▸ Exercise description
Work out the number of lines in the records that include the word "name"; reply with that number alone.

▸ Task material
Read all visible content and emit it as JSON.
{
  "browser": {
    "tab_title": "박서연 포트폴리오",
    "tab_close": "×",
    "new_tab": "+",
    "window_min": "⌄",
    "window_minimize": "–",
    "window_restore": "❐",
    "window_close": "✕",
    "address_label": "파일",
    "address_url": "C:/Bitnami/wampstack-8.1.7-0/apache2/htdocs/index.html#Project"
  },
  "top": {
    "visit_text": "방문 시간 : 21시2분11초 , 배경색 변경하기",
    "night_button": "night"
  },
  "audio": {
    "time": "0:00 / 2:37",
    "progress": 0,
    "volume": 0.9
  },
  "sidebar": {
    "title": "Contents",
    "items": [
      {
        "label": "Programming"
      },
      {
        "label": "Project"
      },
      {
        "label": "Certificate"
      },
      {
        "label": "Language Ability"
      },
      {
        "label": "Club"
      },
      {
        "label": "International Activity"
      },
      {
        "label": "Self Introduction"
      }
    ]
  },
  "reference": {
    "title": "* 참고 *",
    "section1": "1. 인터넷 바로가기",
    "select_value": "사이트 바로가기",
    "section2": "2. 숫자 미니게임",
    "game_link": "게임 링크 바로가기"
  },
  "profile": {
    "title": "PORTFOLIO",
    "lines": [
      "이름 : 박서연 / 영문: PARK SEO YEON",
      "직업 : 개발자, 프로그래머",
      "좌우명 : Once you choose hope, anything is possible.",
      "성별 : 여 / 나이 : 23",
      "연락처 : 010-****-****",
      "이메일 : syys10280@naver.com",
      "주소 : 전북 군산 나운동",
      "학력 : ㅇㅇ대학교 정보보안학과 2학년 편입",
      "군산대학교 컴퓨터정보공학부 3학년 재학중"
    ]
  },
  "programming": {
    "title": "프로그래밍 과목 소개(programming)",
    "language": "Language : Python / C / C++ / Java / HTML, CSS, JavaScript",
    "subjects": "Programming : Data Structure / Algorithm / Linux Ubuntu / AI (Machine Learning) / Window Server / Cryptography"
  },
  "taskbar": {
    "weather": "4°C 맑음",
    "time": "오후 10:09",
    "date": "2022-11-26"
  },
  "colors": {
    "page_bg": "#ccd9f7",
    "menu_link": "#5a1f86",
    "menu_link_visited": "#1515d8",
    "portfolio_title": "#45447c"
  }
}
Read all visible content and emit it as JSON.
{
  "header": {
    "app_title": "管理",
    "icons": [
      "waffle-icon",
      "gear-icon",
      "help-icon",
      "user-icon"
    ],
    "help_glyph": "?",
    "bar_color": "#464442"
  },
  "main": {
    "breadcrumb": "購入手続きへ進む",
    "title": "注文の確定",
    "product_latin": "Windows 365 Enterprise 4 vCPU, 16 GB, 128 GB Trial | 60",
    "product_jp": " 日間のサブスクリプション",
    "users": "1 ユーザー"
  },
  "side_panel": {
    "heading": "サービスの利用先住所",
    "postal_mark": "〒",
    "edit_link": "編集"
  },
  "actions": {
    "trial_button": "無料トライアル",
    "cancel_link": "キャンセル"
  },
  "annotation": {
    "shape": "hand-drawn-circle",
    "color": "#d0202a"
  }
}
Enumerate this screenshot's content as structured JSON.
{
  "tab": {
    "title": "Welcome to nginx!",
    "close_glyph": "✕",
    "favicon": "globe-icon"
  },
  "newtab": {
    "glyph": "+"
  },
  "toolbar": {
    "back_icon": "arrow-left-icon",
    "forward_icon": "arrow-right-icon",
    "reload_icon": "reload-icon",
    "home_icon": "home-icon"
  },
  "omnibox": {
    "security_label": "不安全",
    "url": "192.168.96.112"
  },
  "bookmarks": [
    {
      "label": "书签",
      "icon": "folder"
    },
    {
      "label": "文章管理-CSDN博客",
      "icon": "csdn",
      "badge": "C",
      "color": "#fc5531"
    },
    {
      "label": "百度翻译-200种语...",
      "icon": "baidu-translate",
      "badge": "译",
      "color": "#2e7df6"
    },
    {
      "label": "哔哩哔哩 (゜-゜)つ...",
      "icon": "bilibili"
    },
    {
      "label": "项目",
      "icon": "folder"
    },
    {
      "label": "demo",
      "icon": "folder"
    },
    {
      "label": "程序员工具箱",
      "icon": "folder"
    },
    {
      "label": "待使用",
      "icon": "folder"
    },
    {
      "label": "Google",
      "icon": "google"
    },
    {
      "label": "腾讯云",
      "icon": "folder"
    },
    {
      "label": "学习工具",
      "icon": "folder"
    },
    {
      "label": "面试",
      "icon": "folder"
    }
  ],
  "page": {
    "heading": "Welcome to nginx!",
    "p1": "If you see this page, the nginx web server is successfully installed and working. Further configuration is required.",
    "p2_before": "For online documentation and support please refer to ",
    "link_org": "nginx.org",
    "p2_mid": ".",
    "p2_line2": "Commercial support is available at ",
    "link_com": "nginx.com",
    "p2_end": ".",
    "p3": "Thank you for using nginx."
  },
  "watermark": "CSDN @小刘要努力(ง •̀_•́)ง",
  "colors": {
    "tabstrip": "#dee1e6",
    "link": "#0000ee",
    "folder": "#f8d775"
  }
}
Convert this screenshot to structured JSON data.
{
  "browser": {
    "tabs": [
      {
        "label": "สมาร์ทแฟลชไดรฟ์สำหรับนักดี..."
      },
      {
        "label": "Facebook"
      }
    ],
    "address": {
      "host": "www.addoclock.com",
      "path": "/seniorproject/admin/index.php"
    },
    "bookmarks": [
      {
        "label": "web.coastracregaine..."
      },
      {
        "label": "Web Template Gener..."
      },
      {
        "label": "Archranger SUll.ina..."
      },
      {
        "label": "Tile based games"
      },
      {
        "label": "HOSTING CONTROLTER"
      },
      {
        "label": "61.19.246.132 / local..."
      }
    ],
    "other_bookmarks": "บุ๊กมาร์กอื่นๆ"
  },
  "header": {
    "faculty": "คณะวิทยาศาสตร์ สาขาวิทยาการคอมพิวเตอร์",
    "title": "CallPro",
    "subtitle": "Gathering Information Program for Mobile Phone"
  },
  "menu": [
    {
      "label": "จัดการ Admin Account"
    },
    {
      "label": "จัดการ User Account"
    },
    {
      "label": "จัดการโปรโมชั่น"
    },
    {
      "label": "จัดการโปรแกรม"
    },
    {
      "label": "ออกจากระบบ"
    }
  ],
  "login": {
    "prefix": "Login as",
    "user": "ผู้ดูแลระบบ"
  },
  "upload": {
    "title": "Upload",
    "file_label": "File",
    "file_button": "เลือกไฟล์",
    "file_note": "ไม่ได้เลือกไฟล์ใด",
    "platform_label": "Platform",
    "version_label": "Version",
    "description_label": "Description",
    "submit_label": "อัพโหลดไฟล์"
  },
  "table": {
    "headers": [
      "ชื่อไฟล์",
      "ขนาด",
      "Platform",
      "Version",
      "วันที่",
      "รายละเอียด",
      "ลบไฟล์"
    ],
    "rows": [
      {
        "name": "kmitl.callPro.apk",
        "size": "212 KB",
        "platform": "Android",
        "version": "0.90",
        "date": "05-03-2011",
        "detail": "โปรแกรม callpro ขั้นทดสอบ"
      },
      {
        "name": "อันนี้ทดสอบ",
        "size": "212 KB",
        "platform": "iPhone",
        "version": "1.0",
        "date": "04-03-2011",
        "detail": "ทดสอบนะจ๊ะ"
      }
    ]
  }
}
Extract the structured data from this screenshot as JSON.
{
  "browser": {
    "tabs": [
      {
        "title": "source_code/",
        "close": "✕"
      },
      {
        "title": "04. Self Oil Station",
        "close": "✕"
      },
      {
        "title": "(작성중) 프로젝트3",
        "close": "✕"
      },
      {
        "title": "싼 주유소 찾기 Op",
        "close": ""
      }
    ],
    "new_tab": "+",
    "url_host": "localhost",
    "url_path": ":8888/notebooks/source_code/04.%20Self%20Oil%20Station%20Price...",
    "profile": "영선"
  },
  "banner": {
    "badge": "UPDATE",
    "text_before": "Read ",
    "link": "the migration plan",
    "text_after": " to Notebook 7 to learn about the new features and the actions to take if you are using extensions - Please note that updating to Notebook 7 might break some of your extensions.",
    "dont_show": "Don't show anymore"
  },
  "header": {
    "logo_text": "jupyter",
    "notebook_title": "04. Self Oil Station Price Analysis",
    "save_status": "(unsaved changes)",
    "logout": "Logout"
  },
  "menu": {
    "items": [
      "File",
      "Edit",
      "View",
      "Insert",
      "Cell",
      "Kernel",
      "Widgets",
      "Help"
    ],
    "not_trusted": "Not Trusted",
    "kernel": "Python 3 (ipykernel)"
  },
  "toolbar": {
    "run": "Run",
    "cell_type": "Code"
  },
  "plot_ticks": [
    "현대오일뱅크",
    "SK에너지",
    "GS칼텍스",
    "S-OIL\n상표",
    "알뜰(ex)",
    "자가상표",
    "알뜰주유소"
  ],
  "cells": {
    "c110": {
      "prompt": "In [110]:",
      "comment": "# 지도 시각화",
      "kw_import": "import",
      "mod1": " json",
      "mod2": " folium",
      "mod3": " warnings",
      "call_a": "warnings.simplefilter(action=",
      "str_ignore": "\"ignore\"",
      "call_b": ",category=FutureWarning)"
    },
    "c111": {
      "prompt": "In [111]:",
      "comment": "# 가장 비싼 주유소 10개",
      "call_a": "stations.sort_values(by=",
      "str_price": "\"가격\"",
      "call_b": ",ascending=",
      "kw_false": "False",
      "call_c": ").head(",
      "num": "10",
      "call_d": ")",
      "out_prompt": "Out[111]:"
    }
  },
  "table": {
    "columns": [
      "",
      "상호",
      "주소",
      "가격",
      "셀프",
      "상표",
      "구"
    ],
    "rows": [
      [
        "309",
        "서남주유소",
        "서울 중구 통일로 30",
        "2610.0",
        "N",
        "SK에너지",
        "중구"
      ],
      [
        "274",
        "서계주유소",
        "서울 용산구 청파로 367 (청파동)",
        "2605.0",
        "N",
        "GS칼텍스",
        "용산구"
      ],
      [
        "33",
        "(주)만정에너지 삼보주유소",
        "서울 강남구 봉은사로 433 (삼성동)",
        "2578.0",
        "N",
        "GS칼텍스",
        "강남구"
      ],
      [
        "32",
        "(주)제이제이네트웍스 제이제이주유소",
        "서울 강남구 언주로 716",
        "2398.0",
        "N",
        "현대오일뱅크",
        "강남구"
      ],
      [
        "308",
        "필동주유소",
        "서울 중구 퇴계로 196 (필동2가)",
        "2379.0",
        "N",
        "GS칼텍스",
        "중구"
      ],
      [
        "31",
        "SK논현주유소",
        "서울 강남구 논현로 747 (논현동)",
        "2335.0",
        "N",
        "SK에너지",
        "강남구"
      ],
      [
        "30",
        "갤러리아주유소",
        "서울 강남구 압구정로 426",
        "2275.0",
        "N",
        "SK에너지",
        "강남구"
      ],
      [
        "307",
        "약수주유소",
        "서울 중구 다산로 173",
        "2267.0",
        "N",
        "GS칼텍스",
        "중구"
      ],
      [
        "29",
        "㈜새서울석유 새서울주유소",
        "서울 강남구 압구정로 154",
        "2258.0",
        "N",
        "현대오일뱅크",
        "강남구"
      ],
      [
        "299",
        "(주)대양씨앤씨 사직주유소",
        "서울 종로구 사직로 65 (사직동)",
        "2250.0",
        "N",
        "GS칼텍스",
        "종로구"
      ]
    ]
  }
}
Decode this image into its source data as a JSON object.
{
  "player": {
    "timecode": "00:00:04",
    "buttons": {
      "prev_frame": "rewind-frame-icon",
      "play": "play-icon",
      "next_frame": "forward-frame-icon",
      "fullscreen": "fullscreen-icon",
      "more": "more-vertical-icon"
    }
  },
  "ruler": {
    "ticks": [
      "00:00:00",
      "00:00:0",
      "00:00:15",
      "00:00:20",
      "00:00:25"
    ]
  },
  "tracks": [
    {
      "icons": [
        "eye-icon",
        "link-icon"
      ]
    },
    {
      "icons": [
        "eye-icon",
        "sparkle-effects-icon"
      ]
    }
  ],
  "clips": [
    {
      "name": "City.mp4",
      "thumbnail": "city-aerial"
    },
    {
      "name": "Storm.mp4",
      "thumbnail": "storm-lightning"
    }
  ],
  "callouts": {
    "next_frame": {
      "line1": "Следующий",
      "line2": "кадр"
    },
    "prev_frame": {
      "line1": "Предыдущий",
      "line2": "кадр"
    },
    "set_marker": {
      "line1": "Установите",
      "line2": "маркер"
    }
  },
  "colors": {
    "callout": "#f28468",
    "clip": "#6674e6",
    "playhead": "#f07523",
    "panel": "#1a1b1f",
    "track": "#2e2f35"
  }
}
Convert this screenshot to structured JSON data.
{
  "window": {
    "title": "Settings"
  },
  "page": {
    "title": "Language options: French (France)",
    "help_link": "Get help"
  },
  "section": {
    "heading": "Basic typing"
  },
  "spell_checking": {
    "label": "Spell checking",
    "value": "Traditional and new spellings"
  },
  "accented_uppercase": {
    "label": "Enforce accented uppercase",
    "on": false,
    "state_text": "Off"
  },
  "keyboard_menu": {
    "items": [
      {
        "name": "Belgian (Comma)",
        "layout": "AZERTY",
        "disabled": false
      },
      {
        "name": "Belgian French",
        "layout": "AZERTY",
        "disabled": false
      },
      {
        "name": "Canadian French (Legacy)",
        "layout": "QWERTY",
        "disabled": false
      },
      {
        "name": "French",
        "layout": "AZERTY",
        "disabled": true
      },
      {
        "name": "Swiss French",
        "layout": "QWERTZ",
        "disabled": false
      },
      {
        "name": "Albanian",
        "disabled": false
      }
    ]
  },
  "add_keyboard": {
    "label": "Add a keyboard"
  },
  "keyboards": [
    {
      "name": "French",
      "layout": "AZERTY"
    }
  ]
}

▸ Result of this exercise
11